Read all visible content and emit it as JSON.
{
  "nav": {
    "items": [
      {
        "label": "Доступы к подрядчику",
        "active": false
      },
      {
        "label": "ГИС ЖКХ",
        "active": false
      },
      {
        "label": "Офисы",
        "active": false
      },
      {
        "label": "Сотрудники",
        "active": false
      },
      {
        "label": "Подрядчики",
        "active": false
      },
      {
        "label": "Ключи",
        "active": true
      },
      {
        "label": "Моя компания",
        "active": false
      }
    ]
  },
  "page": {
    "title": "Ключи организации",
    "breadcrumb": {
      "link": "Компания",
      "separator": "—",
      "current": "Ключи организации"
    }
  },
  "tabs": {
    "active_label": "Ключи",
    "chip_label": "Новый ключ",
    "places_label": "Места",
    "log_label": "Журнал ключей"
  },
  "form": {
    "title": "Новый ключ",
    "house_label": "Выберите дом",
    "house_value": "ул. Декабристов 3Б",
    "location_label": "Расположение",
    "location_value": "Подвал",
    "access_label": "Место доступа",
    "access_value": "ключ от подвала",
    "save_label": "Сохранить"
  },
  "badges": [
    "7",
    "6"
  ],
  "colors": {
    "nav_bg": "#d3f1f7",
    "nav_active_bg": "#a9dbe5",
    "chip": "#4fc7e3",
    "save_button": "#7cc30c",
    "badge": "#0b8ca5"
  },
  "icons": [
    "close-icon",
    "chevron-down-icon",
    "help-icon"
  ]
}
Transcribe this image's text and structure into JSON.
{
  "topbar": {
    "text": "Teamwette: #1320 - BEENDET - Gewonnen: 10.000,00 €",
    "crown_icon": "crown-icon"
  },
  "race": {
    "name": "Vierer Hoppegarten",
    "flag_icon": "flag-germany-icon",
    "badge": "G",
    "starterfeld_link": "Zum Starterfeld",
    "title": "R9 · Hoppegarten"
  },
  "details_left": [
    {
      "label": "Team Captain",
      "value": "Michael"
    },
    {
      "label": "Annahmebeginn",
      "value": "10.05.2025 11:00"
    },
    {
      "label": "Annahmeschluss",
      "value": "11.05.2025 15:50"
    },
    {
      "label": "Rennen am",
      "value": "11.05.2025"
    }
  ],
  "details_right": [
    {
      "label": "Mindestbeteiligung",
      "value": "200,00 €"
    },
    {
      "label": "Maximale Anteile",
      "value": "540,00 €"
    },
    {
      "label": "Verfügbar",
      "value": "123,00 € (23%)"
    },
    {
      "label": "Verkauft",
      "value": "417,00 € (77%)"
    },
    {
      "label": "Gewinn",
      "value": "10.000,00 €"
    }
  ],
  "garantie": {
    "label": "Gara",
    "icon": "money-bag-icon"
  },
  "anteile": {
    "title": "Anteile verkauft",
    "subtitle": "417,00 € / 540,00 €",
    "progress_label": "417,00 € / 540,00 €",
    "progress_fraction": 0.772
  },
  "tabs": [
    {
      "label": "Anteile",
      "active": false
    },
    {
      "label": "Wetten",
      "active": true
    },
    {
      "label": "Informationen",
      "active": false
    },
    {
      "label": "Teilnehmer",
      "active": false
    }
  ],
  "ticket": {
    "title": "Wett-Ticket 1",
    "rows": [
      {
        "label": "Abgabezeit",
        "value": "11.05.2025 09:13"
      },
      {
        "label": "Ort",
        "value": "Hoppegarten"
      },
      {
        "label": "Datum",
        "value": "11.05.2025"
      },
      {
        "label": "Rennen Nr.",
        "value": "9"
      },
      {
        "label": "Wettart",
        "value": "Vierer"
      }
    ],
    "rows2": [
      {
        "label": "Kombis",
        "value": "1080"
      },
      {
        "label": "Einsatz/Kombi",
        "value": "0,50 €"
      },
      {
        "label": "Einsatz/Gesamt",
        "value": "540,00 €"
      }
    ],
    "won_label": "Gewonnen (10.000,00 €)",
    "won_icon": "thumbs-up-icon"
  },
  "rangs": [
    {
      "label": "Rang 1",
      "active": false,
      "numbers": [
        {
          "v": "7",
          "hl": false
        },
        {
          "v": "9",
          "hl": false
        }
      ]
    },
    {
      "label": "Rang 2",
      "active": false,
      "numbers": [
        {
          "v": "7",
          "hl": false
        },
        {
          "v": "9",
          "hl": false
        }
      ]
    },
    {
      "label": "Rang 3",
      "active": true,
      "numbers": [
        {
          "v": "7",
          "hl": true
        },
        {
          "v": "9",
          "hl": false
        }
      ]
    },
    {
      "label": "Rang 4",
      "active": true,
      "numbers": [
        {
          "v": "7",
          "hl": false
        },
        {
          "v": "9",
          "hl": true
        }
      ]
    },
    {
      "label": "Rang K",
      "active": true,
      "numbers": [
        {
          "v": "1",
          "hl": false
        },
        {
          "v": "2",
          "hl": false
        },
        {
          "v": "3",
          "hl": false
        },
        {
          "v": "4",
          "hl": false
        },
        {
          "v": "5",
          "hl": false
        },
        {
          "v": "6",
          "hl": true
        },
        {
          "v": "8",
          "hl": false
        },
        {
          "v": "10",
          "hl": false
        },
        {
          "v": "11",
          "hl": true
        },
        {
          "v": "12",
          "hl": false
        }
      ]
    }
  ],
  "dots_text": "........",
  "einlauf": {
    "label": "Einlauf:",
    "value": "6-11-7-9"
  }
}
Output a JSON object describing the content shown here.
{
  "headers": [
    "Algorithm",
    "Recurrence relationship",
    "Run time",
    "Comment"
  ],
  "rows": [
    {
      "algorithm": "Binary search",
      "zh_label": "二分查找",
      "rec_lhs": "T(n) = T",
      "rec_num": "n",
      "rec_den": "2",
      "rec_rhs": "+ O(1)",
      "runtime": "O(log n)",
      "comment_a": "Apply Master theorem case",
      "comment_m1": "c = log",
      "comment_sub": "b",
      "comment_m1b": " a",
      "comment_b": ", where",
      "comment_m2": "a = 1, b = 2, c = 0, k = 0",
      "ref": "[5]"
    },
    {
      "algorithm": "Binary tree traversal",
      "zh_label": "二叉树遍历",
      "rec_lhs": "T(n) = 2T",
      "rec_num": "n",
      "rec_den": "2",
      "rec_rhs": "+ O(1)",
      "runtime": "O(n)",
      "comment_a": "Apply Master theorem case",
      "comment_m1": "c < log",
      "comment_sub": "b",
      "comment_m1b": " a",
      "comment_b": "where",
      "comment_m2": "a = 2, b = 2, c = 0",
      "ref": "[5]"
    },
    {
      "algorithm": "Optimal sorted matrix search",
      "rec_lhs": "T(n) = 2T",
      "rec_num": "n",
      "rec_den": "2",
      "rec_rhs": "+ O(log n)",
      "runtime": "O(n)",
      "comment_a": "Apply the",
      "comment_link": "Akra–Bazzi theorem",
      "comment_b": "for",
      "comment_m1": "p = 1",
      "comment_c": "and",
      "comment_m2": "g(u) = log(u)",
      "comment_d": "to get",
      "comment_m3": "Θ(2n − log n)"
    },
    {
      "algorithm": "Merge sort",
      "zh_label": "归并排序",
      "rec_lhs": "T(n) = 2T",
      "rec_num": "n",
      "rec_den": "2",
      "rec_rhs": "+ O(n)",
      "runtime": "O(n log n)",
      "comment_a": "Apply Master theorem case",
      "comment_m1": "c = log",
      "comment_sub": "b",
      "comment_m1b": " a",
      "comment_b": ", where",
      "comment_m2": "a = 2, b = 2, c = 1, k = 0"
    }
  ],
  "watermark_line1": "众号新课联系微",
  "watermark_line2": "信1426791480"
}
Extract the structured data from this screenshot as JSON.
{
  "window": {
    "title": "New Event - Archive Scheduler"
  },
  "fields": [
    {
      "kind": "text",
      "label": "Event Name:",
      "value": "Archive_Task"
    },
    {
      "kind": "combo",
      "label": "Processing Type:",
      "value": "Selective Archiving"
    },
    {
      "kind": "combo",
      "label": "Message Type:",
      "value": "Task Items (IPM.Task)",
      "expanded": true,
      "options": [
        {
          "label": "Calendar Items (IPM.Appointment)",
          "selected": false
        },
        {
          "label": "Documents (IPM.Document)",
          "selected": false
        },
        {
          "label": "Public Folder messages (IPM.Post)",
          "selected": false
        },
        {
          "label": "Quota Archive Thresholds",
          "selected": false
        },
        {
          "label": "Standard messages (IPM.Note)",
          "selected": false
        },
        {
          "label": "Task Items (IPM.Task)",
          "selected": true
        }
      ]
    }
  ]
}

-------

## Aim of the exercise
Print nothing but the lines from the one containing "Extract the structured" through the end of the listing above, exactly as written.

## Result below
Extract the structured data from this screenshot as JSON.
{
  "window": {
    "title": "New Event - Archive Scheduler"
  },
  "fields": [
    {
      "kind": "text",
      "label": "Event Name:",
      "value": "Archive_Task"
    },
    {
      "kind": "combo",
      "label": "Processing Type:",
      "value": "Selective Archiving"
    },
    {
      "kind": "combo",
      "label": "Message Type:",
      "value": "Task Items (IPM.Task)",
      "expanded": true,
      "options": [
        {
          "label": "Calendar Items (IPM.Appointment)",
          "selected": false
        },
        {
          "label": "Documents (IPM.Document)",
          "selected": false
        },
        {
          "label": "Public Folder messages (IPM.Post)",
          "selected": false
        },
        {
          "label": "Quota Archive Thresholds",
          "selected": false
        },
        {
          "label": "Standard messages (IPM.Note)",
          "selected": false
        },
        {
          "label": "Task Items (IPM.Task)",
          "selected": true
        }
      ]
    }
  ]
}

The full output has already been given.